Start of Information provided
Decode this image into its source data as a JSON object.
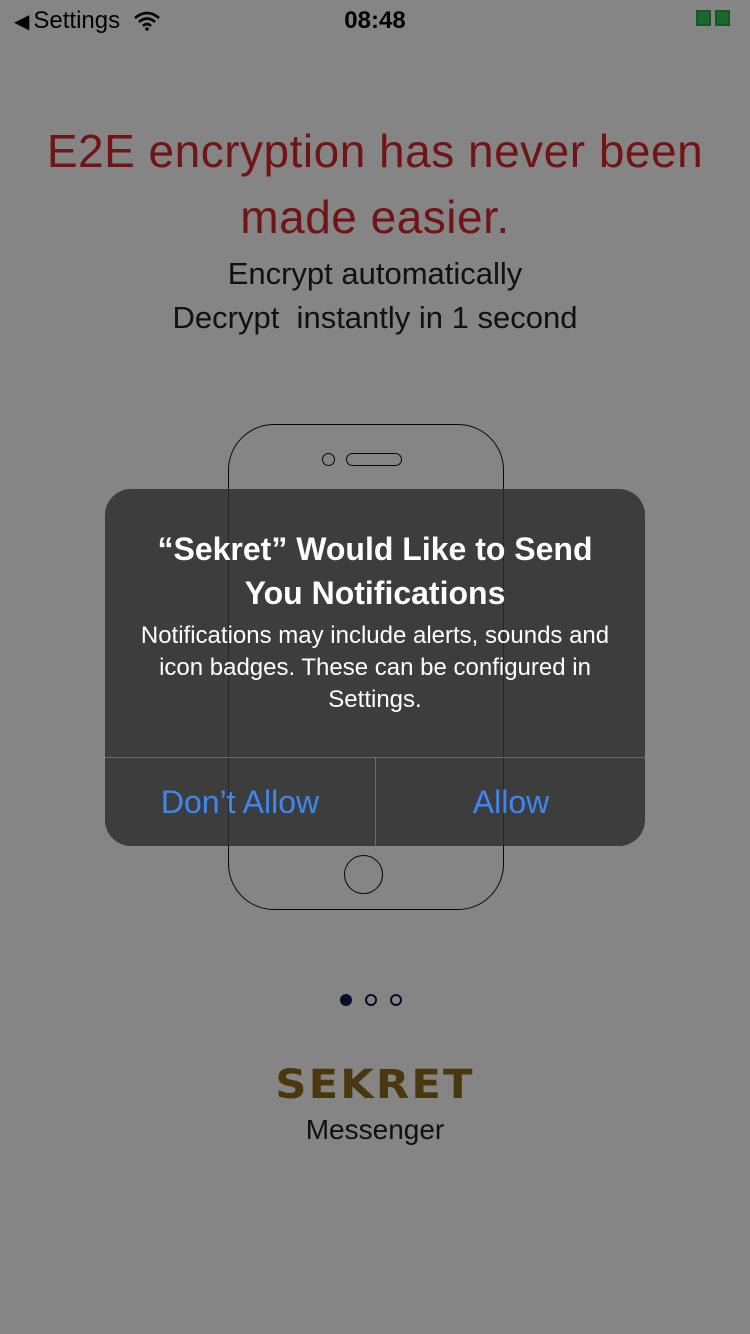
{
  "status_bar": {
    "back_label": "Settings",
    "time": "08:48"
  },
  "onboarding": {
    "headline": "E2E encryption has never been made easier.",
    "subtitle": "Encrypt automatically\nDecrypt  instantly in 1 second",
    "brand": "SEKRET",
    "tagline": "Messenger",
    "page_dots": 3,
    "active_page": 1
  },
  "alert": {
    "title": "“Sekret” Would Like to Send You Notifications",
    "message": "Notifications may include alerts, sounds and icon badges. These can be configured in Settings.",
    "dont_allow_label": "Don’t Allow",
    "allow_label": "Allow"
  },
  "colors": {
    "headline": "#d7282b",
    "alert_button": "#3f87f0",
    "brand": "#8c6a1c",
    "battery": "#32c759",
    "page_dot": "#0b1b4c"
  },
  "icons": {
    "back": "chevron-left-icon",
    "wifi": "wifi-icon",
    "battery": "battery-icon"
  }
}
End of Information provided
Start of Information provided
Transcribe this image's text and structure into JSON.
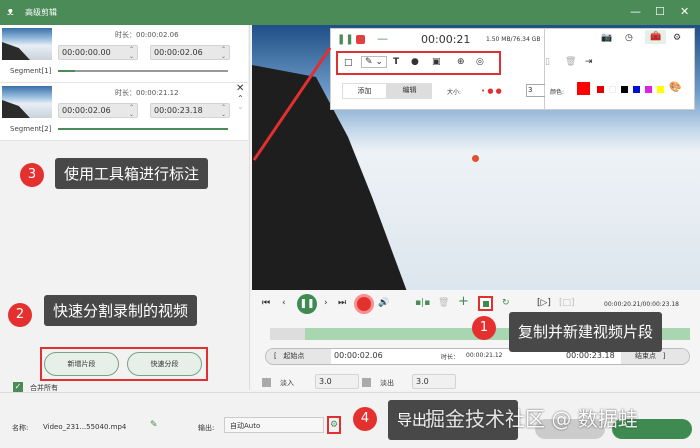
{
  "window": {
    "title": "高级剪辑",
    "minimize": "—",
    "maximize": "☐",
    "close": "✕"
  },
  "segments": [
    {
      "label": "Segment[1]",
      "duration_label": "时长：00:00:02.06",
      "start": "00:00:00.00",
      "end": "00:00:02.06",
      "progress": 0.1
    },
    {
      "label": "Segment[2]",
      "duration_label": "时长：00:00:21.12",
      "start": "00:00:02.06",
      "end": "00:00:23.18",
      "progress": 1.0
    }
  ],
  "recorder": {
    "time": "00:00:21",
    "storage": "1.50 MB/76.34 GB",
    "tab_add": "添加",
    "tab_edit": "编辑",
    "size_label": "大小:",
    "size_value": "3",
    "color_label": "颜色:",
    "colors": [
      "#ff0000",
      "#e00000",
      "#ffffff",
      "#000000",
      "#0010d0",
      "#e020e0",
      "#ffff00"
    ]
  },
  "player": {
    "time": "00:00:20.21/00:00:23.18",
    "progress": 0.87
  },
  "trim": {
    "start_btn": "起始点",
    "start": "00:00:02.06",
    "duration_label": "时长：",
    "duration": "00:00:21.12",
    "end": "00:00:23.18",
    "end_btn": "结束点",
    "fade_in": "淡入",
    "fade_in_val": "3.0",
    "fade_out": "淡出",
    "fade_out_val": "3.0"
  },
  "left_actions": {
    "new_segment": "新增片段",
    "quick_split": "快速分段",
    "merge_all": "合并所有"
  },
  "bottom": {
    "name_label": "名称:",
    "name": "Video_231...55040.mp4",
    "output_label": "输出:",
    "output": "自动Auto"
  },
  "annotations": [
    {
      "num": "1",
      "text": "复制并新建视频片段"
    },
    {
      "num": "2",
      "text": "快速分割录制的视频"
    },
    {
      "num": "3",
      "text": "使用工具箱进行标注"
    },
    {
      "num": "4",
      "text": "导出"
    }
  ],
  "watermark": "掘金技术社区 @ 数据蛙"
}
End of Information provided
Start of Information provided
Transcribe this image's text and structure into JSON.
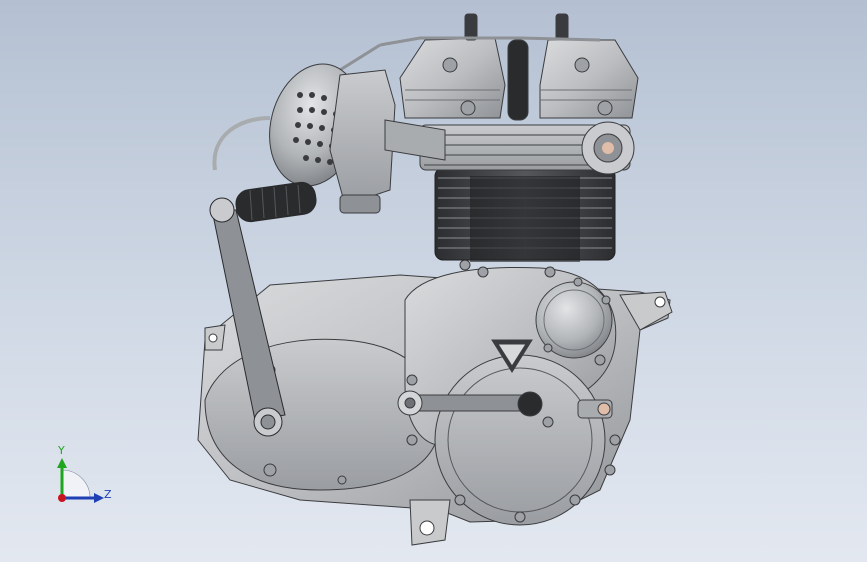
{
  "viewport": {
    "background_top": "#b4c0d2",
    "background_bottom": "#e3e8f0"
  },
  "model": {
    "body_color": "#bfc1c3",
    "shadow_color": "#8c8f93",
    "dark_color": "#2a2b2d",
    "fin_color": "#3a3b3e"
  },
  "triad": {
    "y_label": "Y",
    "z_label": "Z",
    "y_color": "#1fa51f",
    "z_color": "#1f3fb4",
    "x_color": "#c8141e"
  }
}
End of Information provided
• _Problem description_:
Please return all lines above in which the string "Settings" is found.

• _Answer below_:
    "back_label": "Settings",
    "message": "Notifications may include alerts, sounds and icon badges. These can be configured in Settings.",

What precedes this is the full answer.